= WHAT THE TASK REQUIRES =
For every entry, output the exact wording.

= MATERIAL FOR THIS EXERCISE =

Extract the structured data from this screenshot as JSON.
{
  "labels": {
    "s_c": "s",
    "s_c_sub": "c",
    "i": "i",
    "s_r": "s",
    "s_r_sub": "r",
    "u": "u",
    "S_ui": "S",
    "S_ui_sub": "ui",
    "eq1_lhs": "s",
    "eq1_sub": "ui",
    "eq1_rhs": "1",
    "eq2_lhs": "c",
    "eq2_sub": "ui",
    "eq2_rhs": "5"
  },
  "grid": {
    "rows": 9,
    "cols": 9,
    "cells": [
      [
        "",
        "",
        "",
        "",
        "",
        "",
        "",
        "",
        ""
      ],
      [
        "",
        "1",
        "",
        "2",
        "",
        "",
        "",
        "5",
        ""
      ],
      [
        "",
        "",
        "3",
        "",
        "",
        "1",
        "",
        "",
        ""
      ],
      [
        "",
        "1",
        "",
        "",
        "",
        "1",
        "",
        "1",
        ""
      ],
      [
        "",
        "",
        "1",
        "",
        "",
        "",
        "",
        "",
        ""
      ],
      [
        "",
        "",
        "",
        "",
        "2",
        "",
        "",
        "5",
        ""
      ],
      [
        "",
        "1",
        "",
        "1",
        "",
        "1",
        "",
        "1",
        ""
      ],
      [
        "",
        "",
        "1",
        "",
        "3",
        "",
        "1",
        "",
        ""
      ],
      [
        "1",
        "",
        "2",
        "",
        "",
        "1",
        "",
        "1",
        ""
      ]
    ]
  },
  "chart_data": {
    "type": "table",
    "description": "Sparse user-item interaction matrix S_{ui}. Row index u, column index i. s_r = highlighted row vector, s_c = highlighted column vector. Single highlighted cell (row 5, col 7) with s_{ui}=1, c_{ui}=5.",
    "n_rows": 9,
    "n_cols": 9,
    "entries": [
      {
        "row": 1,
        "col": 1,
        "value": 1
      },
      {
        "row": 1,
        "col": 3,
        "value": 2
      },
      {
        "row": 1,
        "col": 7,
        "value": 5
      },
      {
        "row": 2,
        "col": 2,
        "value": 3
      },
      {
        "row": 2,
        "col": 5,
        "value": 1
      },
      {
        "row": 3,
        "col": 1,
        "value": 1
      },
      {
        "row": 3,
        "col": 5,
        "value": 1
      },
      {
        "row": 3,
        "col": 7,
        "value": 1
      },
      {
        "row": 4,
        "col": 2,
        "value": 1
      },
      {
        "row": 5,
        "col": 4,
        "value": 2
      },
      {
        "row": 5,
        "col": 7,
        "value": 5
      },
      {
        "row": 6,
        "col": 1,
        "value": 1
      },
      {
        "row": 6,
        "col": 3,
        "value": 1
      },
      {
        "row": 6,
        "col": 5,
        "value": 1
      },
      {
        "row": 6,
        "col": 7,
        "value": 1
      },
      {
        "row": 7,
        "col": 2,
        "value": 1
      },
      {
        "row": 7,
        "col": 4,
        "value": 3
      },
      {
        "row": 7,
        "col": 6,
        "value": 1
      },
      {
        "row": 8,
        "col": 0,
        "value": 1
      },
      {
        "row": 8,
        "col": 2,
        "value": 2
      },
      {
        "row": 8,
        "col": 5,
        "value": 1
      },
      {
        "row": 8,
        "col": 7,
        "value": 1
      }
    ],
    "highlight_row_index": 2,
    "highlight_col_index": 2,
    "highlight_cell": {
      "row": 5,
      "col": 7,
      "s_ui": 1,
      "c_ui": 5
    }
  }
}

= RESULT FOR THIS EXERCISE =
Extract the structured data from this screenshot as JSON.
{
  "labels": {
    "s_c": "s",
    "s_c_sub": "c",
    "i": "i",
    "s_r": "s",
    "s_r_sub": "r",
    "u": "u",
    "S_ui": "S",
    "S_ui_sub": "ui",
    "eq1_lhs": "s",
    "eq1_sub": "ui",
    "eq1_rhs": "1",
    "eq2_lhs": "c",
    "eq2_sub": "ui",
    "eq2_rhs": "5"
  },
  "grid": {
    "rows": 9,
    "cols": 9,
    "cells": [
      [
        "",
        "",
        "",
        "",
        "",
        "",
        "",
        "",
        ""
      ],
      [
        "",
        "1",
        "",
        "2",
        "",
        "",
        "",
        "5",
        ""
      ],
      [
        "",
        "",
        "3",
        "",
        "",
        "1",
        "",
        "",
        ""
      ],
      [
        "",
        "1",
        "",
        "",
        "",
        "1",
        "",
        "1",
        ""
      ],
      [
        "",
        "",
        "1",
        "",
        "",
        "",
        "",
        "",
        ""
      ],
      [
        "",
        "",
        "",
        "",
        "2",
        "",
        "",
        "5",
        ""
      ],
      [
        "",
        "1",
        "",
        "1",
        "",
        "1",
        "",
        "1",
        ""
      ],
      [
        "",
        "",
        "1",
        "",
        "3",
        "",
        "1",
        "",
        ""
      ],
      [
        "1",
        "",
        "2",
        "",
        "",
        "1",
        "",
        "1",
        ""
      ]
    ]
  },
  "chart_data": {
    "type": "table",
    "description": "Sparse user-item interaction matrix S_{ui}. Row index u, column index i. s_r = highlighted row vector, s_c = highlighted column vector. Single highlighted cell (row 5, col 7) with s_{ui}=1, c_{ui}=5.",
    "n_rows": 9,
    "n_cols": 9,
    "entries": [
      {
        "row": 1,
        "col": 1,
        "value": 1
      },
      {
        "row": 1,
        "col": 3,
        "value": 2
      },
      {
        "row": 1,
        "col": 7,
        "value": 5
      },
      {
        "row": 2,
        "col": 2,
        "value": 3
      },
      {
        "row": 2,
        "col": 5,
        "value": 1
      },
      {
        "row": 3,
        "col": 1,
        "value": 1
      },
      {
        "row": 3,
        "col": 5,
        "value": 1
      },
      {
        "row": 3,
        "col": 7,
        "value": 1
      },
      {
        "row": 4,
        "col": 2,
        "value": 1
      },
      {
        "row": 5,
        "col": 4,
        "value": 2
      },
      {
        "row": 5,
        "col": 7,
        "value": 5
      },
      {
        "row": 6,
        "col": 1,
        "value": 1
      },
      {
        "row": 6,
        "col": 3,
        "value": 1
      },
      {
        "row": 6,
        "col": 5,
        "value": 1
      },
      {
        "row": 6,
        "col": 7,
        "value": 1
      },
      {
        "row": 7,
        "col": 2,
        "value": 1
      },
      {
        "row": 7,
        "col": 4,
        "value": 3
      },
      {
        "row": 7,
        "col": 6,
        "value": 1
      },
      {
        "row": 8,
        "col": 0,
        "value": 1
      },
      {
        "row": 8,
        "col": 2,
        "value": 2
      },
      {
        "row": 8,
        "col": 5,
        "value": 1
      },
      {
        "row": 8,
        "col": 7,
        "value": 1
      }
    ],
    "highlight_row_index": 2,
    "highlight_col_index": 2,
    "highlight_cell": {
      "row": 5,
      "col": 7,
      "s_ui": 1,
      "c_ui": 5
    }
  }
}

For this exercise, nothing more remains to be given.